PROBLEM REQUIREMENTS: The exercise calls for every entry that follows to be repeated exactly.

================================

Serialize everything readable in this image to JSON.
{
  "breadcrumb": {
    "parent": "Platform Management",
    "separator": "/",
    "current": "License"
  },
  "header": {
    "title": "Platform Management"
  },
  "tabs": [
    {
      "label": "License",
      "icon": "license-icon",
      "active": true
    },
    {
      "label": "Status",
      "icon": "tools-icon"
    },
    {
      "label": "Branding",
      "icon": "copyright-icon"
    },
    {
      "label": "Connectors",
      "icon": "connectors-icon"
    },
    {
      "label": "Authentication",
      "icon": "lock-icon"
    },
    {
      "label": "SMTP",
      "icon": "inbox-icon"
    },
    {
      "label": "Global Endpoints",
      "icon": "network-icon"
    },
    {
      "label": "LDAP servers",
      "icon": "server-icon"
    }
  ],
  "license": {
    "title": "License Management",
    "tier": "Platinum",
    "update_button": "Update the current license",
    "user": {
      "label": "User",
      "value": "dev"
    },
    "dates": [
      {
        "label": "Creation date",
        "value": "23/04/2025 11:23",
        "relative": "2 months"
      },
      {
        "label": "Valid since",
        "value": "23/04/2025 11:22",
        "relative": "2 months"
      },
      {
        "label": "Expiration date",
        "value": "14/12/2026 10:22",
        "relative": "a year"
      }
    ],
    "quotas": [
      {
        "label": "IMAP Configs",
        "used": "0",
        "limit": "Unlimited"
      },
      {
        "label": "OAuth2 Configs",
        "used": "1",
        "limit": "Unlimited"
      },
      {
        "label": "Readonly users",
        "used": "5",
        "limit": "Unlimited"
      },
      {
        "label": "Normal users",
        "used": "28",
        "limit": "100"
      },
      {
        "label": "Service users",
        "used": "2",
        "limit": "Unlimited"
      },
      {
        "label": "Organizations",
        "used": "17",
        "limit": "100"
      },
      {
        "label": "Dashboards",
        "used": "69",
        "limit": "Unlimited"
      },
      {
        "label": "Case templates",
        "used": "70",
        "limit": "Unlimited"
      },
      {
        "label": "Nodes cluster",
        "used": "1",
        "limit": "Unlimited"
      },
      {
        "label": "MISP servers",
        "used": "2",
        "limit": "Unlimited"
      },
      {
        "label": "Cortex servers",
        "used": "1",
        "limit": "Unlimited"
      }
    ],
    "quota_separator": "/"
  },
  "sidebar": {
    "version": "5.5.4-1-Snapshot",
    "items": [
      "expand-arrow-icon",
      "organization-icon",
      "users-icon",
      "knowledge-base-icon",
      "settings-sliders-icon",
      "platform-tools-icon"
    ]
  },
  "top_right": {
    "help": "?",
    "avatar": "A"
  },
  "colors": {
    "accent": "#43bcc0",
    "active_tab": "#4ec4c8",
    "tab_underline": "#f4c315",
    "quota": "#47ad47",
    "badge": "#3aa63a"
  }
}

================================

RESULT OF THE EXERCISE:
Serialize everything readable in this image to JSON.
{
  "breadcrumb": {
    "parent": "Platform Management",
    "separator": "/",
    "current": "License"
  },
  "header": {
    "title": "Platform Management"
  },
  "tabs": [
    {
      "label": "License",
      "icon": "license-icon",
      "active": true
    },
    {
      "label": "Status",
      "icon": "tools-icon"
    },
    {
      "label": "Branding",
      "icon": "copyright-icon"
    },
    {
      "label": "Connectors",
      "icon": "connectors-icon"
    },
    {
      "label": "Authentication",
      "icon": "lock-icon"
    },
    {
      "label": "SMTP",
      "icon": "inbox-icon"
    },
    {
      "label": "Global Endpoints",
      "icon": "network-icon"
    },
    {
      "label": "LDAP servers",
      "icon": "server-icon"
    }
  ],
  "license": {
    "title": "License Management",
    "tier": "Platinum",
    "update_button": "Update the current license",
    "user": {
      "label": "User",
      "value": "dev"
    },
    "dates": [
      {
        "label": "Creation date",
        "value": "23/04/2025 11:23",
        "relative": "2 months"
      },
      {
        "label": "Valid since",
        "value": "23/04/2025 11:22",
        "relative": "2 months"
      },
      {
        "label": "Expiration date",
        "value": "14/12/2026 10:22",
        "relative": "a year"
      }
    ],
    "quotas": [
      {
        "label": "IMAP Configs",
        "used": "0",
        "limit": "Unlimited"
      },
      {
        "label": "OAuth2 Configs",
        "used": "1",
        "limit": "Unlimited"
      },
      {
        "label": "Readonly users",
        "used": "5",
        "limit": "Unlimited"
      },
      {
        "label": "Normal users",
        "used": "28",
        "limit": "100"
      },
      {
        "label": "Service users",
        "used": "2",
        "limit": "Unlimited"
      },
      {
        "label": "Organizations",
        "used": "17",
        "limit": "100"
      },
      {
        "label": "Dashboards",
        "used": "69",
        "limit": "Unlimited"
      },
      {
        "label": "Case templates",
        "used": "70",
        "limit": "Unlimited"
      },
      {
        "label": "Nodes cluster",
        "used": "1",
        "limit": "Unlimited"
      },
      {
        "label": "MISP servers",
        "used": "2",
        "limit": "Unlimited"
      },
      {
        "label": "Cortex servers",
        "used": "1",
        "limit": "Unlimited"
      }
    ],
    "quota_separator": "/"
  },
  "sidebar": {
    "version": "5.5.4-1-Snapshot",
    "items": [
      "expand-arrow-icon",
      "organization-icon",
      "users-icon",
      "knowledge-base-icon",
      "settings-sliders-icon",
      "platform-tools-icon"
    ]
  },
  "top_right": {
    "help": "?",
    "avatar": "A"
  },
  "colors": {
    "accent": "#43bcc0",
    "active_tab": "#4ec4c8",
    "tab_underline": "#f4c315",
    "quota": "#47ad47",
    "badge": "#3aa63a"
  }
}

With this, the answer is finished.